EXERCISE:
For each line in the data that includes "comment", make a copy.
'''
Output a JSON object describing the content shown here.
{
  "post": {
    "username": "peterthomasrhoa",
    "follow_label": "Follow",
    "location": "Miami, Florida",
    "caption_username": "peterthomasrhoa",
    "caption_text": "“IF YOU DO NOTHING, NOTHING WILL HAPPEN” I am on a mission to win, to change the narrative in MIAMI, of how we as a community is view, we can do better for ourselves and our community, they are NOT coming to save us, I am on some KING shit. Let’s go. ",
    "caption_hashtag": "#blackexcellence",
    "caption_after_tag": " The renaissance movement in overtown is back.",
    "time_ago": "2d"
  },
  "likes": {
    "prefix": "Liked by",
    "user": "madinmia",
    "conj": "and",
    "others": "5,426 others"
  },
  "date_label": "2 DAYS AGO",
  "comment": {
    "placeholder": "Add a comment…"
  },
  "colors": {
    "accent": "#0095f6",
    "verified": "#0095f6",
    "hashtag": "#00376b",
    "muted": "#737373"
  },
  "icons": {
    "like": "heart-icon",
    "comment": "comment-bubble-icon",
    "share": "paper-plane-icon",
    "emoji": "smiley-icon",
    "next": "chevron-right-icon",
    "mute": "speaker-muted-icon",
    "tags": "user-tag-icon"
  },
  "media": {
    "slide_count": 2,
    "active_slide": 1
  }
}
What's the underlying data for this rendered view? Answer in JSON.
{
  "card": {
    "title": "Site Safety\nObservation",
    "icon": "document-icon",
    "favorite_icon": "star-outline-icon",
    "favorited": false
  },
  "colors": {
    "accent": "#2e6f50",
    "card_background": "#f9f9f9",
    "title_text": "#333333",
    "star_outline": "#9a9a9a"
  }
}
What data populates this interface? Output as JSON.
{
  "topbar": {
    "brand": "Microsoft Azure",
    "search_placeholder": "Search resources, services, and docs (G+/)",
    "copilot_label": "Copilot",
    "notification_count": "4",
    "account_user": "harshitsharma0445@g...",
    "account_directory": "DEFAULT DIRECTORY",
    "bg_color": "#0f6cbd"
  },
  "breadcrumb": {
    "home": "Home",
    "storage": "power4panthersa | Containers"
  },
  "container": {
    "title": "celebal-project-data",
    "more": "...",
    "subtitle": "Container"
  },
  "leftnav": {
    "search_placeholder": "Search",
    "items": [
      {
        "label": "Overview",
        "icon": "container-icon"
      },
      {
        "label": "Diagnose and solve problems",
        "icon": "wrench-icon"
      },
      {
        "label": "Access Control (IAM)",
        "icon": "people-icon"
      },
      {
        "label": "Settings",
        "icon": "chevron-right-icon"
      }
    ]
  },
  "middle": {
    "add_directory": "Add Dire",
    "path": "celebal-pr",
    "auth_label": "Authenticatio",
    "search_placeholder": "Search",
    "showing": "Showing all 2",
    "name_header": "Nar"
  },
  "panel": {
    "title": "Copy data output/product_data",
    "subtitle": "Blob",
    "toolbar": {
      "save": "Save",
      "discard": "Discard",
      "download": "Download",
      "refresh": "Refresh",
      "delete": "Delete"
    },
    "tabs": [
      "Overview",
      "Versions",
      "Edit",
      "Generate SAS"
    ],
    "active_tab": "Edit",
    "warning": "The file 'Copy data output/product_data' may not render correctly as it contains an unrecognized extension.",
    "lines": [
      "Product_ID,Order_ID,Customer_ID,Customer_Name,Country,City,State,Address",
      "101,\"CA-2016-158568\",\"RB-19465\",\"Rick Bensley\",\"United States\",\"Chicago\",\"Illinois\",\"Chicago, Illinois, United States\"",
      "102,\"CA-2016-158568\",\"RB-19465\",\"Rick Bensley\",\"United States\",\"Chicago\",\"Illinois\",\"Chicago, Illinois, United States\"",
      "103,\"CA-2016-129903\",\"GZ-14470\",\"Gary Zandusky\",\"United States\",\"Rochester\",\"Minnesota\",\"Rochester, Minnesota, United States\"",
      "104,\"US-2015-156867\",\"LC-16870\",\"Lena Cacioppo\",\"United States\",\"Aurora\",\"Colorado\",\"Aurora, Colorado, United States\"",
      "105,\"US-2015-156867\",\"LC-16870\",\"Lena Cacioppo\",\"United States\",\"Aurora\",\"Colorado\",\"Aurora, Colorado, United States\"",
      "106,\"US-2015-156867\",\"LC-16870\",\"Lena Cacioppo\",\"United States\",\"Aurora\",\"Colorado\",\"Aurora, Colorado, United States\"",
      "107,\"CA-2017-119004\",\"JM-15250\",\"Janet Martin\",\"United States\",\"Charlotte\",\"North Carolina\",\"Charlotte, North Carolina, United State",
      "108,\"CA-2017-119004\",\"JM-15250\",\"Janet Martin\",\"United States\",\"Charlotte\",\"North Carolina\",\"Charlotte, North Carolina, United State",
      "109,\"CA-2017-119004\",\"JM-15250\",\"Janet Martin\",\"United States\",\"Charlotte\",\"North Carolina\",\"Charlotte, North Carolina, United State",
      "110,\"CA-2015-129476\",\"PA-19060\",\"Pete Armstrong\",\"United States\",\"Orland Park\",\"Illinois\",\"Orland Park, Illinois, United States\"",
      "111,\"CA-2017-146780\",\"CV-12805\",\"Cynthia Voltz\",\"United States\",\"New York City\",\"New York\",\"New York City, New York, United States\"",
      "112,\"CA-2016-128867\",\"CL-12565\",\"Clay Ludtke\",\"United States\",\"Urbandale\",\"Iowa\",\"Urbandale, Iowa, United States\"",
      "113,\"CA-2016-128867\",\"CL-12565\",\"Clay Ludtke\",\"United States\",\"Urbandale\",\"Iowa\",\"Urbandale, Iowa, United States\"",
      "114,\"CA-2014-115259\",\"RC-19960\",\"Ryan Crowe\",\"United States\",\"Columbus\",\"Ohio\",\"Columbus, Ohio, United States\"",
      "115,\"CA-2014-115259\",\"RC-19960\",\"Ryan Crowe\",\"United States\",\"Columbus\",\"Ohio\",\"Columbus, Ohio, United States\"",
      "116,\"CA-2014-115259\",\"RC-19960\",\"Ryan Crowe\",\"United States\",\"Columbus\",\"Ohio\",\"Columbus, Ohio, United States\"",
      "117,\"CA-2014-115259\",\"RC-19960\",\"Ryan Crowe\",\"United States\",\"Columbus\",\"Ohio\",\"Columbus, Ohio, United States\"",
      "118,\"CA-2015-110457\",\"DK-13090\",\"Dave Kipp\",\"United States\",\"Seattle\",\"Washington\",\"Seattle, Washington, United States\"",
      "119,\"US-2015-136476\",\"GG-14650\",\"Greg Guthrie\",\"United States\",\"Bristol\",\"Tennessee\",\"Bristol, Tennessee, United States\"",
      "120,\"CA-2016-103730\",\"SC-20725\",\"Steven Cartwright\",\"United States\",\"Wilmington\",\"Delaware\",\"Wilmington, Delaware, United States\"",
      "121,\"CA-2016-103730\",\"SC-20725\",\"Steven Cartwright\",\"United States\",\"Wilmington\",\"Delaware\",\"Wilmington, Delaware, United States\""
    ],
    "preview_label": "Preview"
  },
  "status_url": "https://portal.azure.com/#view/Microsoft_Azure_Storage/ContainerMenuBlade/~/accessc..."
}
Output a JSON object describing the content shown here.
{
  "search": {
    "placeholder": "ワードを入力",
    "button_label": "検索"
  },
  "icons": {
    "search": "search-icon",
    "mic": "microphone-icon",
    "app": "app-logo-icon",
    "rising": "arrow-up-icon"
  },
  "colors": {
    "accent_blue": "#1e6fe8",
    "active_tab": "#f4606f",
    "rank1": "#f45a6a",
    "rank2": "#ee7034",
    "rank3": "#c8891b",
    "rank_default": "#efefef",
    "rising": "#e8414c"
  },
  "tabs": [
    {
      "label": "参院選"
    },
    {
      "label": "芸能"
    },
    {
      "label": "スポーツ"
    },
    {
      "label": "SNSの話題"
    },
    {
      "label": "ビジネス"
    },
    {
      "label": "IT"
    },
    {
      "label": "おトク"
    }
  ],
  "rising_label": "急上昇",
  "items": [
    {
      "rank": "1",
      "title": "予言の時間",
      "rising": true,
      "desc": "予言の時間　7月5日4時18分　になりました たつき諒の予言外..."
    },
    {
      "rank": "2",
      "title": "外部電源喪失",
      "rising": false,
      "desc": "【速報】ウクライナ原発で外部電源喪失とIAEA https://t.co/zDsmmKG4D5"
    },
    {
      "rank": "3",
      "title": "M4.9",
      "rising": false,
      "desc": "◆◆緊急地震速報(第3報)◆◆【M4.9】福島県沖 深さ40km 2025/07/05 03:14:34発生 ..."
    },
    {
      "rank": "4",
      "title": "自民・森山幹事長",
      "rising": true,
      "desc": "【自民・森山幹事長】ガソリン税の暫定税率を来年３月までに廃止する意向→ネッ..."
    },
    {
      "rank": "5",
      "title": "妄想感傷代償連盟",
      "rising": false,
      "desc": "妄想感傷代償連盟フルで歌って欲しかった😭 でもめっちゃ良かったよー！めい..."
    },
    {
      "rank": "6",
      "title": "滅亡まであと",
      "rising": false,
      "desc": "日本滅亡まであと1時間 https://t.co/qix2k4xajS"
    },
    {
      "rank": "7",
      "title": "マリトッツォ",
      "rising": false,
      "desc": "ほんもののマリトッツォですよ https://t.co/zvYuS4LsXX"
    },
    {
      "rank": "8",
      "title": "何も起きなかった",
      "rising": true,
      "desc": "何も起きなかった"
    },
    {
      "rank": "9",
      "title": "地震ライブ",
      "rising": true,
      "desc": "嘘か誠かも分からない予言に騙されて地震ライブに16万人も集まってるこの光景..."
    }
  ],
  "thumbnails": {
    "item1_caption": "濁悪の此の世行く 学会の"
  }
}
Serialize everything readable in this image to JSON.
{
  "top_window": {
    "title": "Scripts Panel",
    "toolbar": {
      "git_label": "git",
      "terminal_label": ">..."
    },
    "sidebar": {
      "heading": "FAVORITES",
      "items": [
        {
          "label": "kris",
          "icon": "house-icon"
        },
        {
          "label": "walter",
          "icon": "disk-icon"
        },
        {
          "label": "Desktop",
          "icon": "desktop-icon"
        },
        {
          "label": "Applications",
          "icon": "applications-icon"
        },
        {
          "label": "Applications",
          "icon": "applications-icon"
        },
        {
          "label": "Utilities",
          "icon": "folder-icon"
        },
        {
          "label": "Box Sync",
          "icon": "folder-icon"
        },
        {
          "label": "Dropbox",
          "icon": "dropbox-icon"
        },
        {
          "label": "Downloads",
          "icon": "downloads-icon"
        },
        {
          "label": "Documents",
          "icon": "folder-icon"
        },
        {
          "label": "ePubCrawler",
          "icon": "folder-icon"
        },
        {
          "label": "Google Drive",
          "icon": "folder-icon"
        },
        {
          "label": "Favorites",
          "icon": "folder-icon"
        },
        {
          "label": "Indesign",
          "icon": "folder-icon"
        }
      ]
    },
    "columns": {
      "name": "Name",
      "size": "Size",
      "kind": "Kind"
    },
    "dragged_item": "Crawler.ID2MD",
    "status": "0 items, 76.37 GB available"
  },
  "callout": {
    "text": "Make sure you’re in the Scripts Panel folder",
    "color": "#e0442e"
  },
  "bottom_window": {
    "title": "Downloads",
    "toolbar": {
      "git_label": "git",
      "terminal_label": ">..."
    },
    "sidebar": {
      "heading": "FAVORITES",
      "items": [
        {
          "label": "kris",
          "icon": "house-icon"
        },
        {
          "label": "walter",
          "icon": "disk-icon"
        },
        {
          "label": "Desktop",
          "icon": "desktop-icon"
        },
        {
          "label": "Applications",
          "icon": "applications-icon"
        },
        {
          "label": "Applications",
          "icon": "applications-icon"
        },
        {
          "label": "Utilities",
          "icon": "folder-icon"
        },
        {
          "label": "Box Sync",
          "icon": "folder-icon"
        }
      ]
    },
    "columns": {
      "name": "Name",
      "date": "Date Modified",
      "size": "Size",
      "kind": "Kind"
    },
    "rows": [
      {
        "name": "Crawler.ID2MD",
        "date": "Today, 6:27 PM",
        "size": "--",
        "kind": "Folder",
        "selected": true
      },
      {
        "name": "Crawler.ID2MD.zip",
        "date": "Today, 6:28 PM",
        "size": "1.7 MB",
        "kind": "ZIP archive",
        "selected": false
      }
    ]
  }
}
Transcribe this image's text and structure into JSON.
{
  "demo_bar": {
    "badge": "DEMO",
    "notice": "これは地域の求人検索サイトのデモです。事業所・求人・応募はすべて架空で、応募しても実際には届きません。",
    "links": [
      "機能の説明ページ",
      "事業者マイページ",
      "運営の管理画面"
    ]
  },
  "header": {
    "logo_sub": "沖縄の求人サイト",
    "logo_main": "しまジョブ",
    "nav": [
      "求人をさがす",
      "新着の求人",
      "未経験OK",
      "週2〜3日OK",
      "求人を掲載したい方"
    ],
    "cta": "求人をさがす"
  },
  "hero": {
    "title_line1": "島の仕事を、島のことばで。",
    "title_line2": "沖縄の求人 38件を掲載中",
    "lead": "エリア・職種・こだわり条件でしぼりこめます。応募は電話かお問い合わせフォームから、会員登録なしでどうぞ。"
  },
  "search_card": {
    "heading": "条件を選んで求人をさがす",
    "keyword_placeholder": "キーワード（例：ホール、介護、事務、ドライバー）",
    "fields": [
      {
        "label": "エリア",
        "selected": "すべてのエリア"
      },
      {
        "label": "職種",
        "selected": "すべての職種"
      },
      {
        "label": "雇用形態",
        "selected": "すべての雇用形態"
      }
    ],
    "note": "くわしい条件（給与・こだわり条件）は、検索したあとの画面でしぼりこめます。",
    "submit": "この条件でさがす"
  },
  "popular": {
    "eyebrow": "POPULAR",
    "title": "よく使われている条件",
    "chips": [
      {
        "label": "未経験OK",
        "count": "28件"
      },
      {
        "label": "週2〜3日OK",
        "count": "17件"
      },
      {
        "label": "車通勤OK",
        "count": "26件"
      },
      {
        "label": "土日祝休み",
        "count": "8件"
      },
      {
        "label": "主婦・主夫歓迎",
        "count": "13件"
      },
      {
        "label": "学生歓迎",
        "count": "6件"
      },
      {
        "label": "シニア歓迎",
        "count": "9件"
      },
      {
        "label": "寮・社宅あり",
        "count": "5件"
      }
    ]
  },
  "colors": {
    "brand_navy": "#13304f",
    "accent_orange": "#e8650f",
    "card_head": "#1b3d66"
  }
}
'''
RESULT:
  "comment": {
    "placeholder": "Add a comment…"
    "comment": "comment-bubble-icon",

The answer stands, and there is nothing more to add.